PROBLEM DETAILS
Your response must consist of the listing below, repeated exactly.
─── DATASET EXTRACT ───
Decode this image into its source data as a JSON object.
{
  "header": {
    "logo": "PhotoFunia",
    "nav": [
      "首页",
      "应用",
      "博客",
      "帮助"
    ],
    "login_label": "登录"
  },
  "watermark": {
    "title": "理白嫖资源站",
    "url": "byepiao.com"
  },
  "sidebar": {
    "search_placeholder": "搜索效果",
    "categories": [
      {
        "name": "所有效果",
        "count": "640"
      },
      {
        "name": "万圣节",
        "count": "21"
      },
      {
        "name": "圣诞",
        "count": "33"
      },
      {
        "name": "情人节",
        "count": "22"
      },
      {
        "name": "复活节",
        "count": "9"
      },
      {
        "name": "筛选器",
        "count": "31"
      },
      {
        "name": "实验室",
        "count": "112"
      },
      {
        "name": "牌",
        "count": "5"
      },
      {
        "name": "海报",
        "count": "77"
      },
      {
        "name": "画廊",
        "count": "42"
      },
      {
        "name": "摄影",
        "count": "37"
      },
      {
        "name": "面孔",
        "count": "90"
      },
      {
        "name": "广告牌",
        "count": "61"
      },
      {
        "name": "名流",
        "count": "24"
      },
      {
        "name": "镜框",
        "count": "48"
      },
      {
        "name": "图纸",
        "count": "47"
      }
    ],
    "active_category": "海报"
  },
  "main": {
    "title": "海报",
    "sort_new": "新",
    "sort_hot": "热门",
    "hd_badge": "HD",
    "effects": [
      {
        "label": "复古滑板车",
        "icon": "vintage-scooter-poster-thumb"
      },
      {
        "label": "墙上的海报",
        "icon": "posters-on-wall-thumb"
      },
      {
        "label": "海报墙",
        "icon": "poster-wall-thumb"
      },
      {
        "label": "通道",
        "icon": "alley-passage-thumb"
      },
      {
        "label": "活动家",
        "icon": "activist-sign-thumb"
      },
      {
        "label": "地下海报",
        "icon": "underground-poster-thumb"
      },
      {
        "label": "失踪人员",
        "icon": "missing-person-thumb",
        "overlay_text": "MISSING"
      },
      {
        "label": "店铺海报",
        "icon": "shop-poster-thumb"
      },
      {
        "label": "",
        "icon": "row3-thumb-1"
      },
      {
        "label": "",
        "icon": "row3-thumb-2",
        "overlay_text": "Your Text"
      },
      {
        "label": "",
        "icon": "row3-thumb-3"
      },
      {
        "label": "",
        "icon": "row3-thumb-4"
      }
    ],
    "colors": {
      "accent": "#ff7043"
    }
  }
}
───
SOLUTION TO THIS TASK
Decode this image into its source data as a JSON object.
{
  "header": {
    "logo": "PhotoFunia",
    "nav": [
      "首页",
      "应用",
      "博客",
      "帮助"
    ],
    "login_label": "登录"
  },
  "watermark": {
    "title": "理白嫖资源站",
    "url": "byepiao.com"
  },
  "sidebar": {
    "search_placeholder": "搜索效果",
    "categories": [
      {
        "name": "所有效果",
        "count": "640"
      },
      {
        "name": "万圣节",
        "count": "21"
      },
      {
        "name": "圣诞",
        "count": "33"
      },
      {
        "name": "情人节",
        "count": "22"
      },
      {
        "name": "复活节",
        "count": "9"
      },
      {
        "name": "筛选器",
        "count": "31"
      },
      {
        "name": "实验室",
        "count": "112"
      },
      {
        "name": "牌",
        "count": "5"
      },
      {
        "name": "海报",
        "count": "77"
      },
      {
        "name": "画廊",
        "count": "42"
      },
      {
        "name": "摄影",
        "count": "37"
      },
      {
        "name": "面孔",
        "count": "90"
      },
      {
        "name": "广告牌",
        "count": "61"
      },
      {
        "name": "名流",
        "count": "24"
      },
      {
        "name": "镜框",
        "count": "48"
      },
      {
        "name": "图纸",
        "count": "47"
      }
    ],
    "active_category": "海报"
  },
  "main": {
    "title": "海报",
    "sort_new": "新",
    "sort_hot": "热门",
    "hd_badge": "HD",
    "effects": [
      {
        "label": "复古滑板车",
        "icon": "vintage-scooter-poster-thumb"
      },
      {
        "label": "墙上的海报",
        "icon": "posters-on-wall-thumb"
      },
      {
        "label": "海报墙",
        "icon": "poster-wall-thumb"
      },
      {
        "label": "通道",
        "icon": "alley-passage-thumb"
      },
      {
        "label": "活动家",
        "icon": "activist-sign-thumb"
      },
      {
        "label": "地下海报",
        "icon": "underground-poster-thumb"
      },
      {
        "label": "失踪人员",
        "icon": "missing-person-thumb",
        "overlay_text": "MISSING"
      },
      {
        "label": "店铺海报",
        "icon": "shop-poster-thumb"
      },
      {
        "label": "",
        "icon": "row3-thumb-1"
      },
      {
        "label": "",
        "icon": "row3-thumb-2",
        "overlay_text": "Your Text"
      },
      {
        "label": "",
        "icon": "row3-thumb-3"
      },
      {
        "label": "",
        "icon": "row3-thumb-4"
      }
    ],
    "colors": {
      "accent": "#ff7043"
    }
  }
}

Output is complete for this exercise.